Exercise directions —
The data is to be set down once more, exactly as it reads.

(Data about app and page elements)
......
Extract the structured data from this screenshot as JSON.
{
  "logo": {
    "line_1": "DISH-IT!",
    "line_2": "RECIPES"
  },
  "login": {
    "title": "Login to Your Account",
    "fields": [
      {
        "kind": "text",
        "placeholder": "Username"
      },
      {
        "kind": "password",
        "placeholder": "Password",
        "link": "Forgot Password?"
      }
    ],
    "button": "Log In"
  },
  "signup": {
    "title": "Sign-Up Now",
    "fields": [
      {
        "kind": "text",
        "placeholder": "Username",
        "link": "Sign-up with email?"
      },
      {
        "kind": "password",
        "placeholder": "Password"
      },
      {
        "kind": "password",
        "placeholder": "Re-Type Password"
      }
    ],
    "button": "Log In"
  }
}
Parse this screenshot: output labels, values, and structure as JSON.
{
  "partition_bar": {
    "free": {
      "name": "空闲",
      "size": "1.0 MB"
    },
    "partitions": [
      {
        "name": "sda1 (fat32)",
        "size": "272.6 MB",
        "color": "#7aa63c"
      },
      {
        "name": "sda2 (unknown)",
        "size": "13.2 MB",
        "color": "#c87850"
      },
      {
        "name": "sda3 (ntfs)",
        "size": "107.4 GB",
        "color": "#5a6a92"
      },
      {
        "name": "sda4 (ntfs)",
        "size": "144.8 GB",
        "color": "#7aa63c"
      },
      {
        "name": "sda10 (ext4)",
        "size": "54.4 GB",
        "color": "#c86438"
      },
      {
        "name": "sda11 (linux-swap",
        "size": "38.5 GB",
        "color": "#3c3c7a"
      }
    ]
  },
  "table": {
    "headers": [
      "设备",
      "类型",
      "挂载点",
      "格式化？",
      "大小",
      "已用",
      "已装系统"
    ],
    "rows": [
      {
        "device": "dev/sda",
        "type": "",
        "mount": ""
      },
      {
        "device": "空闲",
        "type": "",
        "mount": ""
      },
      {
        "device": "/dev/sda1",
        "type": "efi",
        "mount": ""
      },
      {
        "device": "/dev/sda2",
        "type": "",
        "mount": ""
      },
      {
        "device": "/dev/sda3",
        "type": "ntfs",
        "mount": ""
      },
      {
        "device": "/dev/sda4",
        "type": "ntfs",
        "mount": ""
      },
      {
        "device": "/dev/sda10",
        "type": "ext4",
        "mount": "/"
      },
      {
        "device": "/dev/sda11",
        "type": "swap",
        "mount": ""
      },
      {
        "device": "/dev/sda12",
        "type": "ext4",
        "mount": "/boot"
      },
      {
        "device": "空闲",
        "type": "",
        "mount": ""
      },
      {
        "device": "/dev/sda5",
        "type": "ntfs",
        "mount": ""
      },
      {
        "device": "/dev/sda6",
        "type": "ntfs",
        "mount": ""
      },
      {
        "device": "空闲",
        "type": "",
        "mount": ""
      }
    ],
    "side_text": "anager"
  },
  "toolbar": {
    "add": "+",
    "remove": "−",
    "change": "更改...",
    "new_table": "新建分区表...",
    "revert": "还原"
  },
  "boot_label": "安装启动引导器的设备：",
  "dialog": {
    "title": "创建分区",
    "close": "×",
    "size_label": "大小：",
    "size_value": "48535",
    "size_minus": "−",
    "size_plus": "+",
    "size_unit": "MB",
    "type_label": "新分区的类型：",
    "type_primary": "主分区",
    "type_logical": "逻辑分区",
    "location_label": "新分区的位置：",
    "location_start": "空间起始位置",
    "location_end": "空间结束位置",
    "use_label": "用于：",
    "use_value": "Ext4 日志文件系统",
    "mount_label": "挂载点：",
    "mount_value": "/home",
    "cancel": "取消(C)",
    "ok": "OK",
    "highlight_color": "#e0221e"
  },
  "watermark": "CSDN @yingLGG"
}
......
Answer box —
Extract the structured data from this screenshot as JSON.
{
  "logo": {
    "line_1": "DISH-IT!",
    "line_2": "RECIPES"
  },
  "login": {
    "title": "Login to Your Account",
    "fields": [
      {
        "kind": "text",
        "placeholder": "Username"
      },
      {
        "kind": "password",
        "placeholder": "Password",
        "link": "Forgot Password?"
      }
    ],
    "button": "Log In"
  },
  "signup": {
    "title": "Sign-Up Now",
    "fields": [
      {
        "kind": "text",
        "placeholder": "Username",
        "link": "Sign-up with email?"
      },
      {
        "kind": "password",
        "placeholder": "Password"
      },
      {
        "kind": "password",
        "placeholder": "Re-Type Password"
      }
    ],
    "button": "Log In"
  }
}
Parse this screenshot: output labels, values, and structure as JSON.
{
  "partition_bar": {
    "free": {
      "name": "空闲",
      "size": "1.0 MB"
    },
    "partitions": [
      {
        "name": "sda1 (fat32)",
        "size": "272.6 MB",
        "color": "#7aa63c"
      },
      {
        "name": "sda2 (unknown)",
        "size": "13.2 MB",
        "color": "#c87850"
      },
      {
        "name": "sda3 (ntfs)",
        "size": "107.4 GB",
        "color": "#5a6a92"
      },
      {
        "name": "sda4 (ntfs)",
        "size": "144.8 GB",
        "color": "#7aa63c"
      },
      {
        "name": "sda10 (ext4)",
        "size": "54.4 GB",
        "color": "#c86438"
      },
      {
        "name": "sda11 (linux-swap",
        "size": "38.5 GB",
        "color": "#3c3c7a"
      }
    ]
  },
  "table": {
    "headers": [
      "设备",
      "类型",
      "挂载点",
      "格式化？",
      "大小",
      "已用",
      "已装系统"
    ],
    "rows": [
      {
        "device": "dev/sda",
        "type": "",
        "mount": ""
      },
      {
        "device": "空闲",
        "type": "",
        "mount": ""
      },
      {
        "device": "/dev/sda1",
        "type": "efi",
        "mount": ""
      },
      {
        "device": "/dev/sda2",
        "type": "",
        "mount": ""
      },
      {
        "device": "/dev/sda3",
        "type": "ntfs",
        "mount": ""
      },
      {
        "device": "/dev/sda4",
        "type": "ntfs",
        "mount": ""
      },
      {
        "device": "/dev/sda10",
        "type": "ext4",
        "mount": "/"
      },
      {
        "device": "/dev/sda11",
        "type": "swap",
        "mount": ""
      },
      {
        "device": "/dev/sda12",
        "type": "ext4",
        "mount": "/boot"
      },
      {
        "device": "空闲",
        "type": "",
        "mount": ""
      },
      {
        "device": "/dev/sda5",
        "type": "ntfs",
        "mount": ""
      },
      {
        "device": "/dev/sda6",
        "type": "ntfs",
        "mount": ""
      },
      {
        "device": "空闲",
        "type": "",
        "mount": ""
      }
    ],
    "side_text": "anager"
  },
  "toolbar": {
    "add": "+",
    "remove": "−",
    "change": "更改...",
    "new_table": "新建分区表...",
    "revert": "还原"
  },
  "boot_label": "安装启动引导器的设备：",
  "dialog": {
    "title": "创建分区",
    "close": "×",
    "size_label": "大小：",
    "size_value": "48535",
    "size_minus": "−",
    "size_plus": "+",
    "size_unit": "MB",
    "type_label": "新分区的类型：",
    "type_primary": "主分区",
    "type_logical": "逻辑分区",
    "location_label": "新分区的位置：",
    "location_start": "空间起始位置",
    "location_end": "空间结束位置",
    "use_label": "用于：",
    "use_value": "Ext4 日志文件系统",
    "mount_label": "挂载点：",
    "mount_value": "/home",
    "cancel": "取消(C)",
    "ok": "OK",
    "highlight_color": "#e0221e"
  },
  "watermark": "CSDN @yingLGG"
}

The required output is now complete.